Aim of the task
Extract all of the data and reproduce it precisely.

───── Records shown ─────

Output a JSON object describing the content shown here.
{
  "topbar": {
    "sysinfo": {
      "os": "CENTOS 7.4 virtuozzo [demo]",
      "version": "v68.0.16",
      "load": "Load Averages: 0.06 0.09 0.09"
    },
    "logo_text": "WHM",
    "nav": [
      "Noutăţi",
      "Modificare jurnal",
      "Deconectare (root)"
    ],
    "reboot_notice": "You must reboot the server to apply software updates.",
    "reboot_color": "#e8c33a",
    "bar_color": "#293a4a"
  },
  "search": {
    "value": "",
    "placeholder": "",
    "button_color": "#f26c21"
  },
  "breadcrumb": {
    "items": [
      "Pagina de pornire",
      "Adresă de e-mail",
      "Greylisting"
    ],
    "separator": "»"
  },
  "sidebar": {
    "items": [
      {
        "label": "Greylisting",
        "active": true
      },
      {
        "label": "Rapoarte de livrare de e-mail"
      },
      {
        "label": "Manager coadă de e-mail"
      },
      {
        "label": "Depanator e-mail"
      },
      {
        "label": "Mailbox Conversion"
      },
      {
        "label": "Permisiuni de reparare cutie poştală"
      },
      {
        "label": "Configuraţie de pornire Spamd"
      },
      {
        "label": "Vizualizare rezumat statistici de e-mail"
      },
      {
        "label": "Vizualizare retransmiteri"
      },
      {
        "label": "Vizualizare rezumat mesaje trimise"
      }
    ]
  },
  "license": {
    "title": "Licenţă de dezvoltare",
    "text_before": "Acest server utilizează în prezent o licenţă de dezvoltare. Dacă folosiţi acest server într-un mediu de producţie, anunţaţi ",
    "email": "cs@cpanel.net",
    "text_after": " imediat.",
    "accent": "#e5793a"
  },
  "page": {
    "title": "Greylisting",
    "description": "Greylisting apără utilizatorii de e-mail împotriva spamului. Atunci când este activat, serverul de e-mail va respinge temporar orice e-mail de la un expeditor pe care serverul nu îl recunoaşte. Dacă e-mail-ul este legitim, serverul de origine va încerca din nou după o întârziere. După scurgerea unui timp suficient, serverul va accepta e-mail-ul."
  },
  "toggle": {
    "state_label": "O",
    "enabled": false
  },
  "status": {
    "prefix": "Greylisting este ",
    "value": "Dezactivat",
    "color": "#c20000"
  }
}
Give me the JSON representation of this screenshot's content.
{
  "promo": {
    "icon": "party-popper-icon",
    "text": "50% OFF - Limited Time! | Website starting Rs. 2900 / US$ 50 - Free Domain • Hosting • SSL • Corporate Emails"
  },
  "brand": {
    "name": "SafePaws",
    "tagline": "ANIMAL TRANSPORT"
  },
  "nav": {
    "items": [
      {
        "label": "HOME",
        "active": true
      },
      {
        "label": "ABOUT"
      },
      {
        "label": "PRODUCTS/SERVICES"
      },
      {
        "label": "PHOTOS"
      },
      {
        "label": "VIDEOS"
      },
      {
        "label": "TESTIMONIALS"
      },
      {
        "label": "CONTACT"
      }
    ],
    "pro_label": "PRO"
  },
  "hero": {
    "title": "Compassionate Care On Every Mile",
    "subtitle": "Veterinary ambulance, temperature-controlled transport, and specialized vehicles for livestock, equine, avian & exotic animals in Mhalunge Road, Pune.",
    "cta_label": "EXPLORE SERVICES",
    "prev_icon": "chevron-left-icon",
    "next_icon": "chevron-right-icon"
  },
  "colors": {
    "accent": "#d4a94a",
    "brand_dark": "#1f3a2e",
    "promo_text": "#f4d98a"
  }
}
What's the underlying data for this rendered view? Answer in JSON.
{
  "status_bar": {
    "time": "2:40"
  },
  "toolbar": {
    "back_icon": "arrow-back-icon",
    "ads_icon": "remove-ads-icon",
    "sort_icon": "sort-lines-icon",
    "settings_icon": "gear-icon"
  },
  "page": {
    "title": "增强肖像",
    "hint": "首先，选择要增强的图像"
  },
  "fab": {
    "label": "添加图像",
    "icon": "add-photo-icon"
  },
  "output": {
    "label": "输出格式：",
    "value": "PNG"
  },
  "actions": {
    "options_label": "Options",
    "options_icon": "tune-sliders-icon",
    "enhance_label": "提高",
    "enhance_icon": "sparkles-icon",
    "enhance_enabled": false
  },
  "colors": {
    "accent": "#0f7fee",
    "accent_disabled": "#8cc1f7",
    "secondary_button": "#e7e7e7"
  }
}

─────

Expected answer
Output a JSON object describing the content shown here.
{
  "topbar": {
    "sysinfo": {
      "os": "CENTOS 7.4 virtuozzo [demo]",
      "version": "v68.0.16",
      "load": "Load Averages: 0.06 0.09 0.09"
    },
    "logo_text": "WHM",
    "nav": [
      "Noutăţi",
      "Modificare jurnal",
      "Deconectare (root)"
    ],
    "reboot_notice": "You must reboot the server to apply software updates.",
    "reboot_color": "#e8c33a",
    "bar_color": "#293a4a"
  },
  "search": {
    "value": "",
    "placeholder": "",
    "button_color": "#f26c21"
  },
  "breadcrumb": {
    "items": [
      "Pagina de pornire",
      "Adresă de e-mail",
      "Greylisting"
    ],
    "separator": "»"
  },
  "sidebar": {
    "items": [
      {
        "label": "Greylisting",
        "active": true
      },
      {
        "label": "Rapoarte de livrare de e-mail"
      },
      {
        "label": "Manager coadă de e-mail"
      },
      {
        "label": "Depanator e-mail"
      },
      {
        "label": "Mailbox Conversion"
      },
      {
        "label": "Permisiuni de reparare cutie poştală"
      },
      {
        "label": "Configuraţie de pornire Spamd"
      },
      {
        "label": "Vizualizare rezumat statistici de e-mail"
      },
      {
        "label": "Vizualizare retransmiteri"
      },
      {
        "label": "Vizualizare rezumat mesaje trimise"
      }
    ]
  },
  "license": {
    "title": "Licenţă de dezvoltare",
    "text_before": "Acest server utilizează în prezent o licenţă de dezvoltare. Dacă folosiţi acest server într-un mediu de producţie, anunţaţi ",
    "email": "cs@cpanel.net",
    "text_after": " imediat.",
    "accent": "#e5793a"
  },
  "page": {
    "title": "Greylisting",
    "description": "Greylisting apără utilizatorii de e-mail împotriva spamului. Atunci când este activat, serverul de e-mail va respinge temporar orice e-mail de la un expeditor pe care serverul nu îl recunoaşte. Dacă e-mail-ul este legitim, serverul de origine va încerca din nou după o întârziere. După scurgerea unui timp suficient, serverul va accepta e-mail-ul."
  },
  "toggle": {
    "state_label": "O",
    "enabled": false
  },
  "status": {
    "prefix": "Greylisting este ",
    "value": "Dezactivat",
    "color": "#c20000"
  }
}
Give me the JSON representation of this screenshot's content.
{
  "promo": {
    "icon": "party-popper-icon",
    "text": "50% OFF - Limited Time! | Website starting Rs. 2900 / US$ 50 - Free Domain • Hosting • SSL • Corporate Emails"
  },
  "brand": {
    "name": "SafePaws",
    "tagline": "ANIMAL TRANSPORT"
  },
  "nav": {
    "items": [
      {
        "label": "HOME",
        "active": true
      },
      {
        "label": "ABOUT"
      },
      {
        "label": "PRODUCTS/SERVICES"
      },
      {
        "label": "PHOTOS"
      },
      {
        "label": "VIDEOS"
      },
      {
        "label": "TESTIMONIALS"
      },
      {
        "label": "CONTACT"
      }
    ],
    "pro_label": "PRO"
  },
  "hero": {
    "title": "Compassionate Care On Every Mile",
    "subtitle": "Veterinary ambulance, temperature-controlled transport, and specialized vehicles for livestock, equine, avian & exotic animals in Mhalunge Road, Pune.",
    "cta_label": "EXPLORE SERVICES",
    "prev_icon": "chevron-left-icon",
    "next_icon": "chevron-right-icon"
  },
  "colors": {
    "accent": "#d4a94a",
    "brand_dark": "#1f3a2e",
    "promo_text": "#f4d98a"
  }
}
What's the underlying data for this rendered view? Answer in JSON.
{
  "status_bar": {
    "time": "2:40"
  },
  "toolbar": {
    "back_icon": "arrow-back-icon",
    "ads_icon": "remove-ads-icon",
    "sort_icon": "sort-lines-icon",
    "settings_icon": "gear-icon"
  },
  "page": {
    "title": "增强肖像",
    "hint": "首先，选择要增强的图像"
  },
  "fab": {
    "label": "添加图像",
    "icon": "add-photo-icon"
  },
  "output": {
    "label": "输出格式：",
    "value": "PNG"
  },
  "actions": {
    "options_label": "Options",
    "options_icon": "tune-sliders-icon",
    "enhance_label": "提高",
    "enhance_icon": "sparkles-icon",
    "enhance_enabled": false
  },
  "colors": {
    "accent": "#0f7fee",
    "accent_disabled": "#8cc1f7",
    "secondary_button": "#e7e7e7"
  }
}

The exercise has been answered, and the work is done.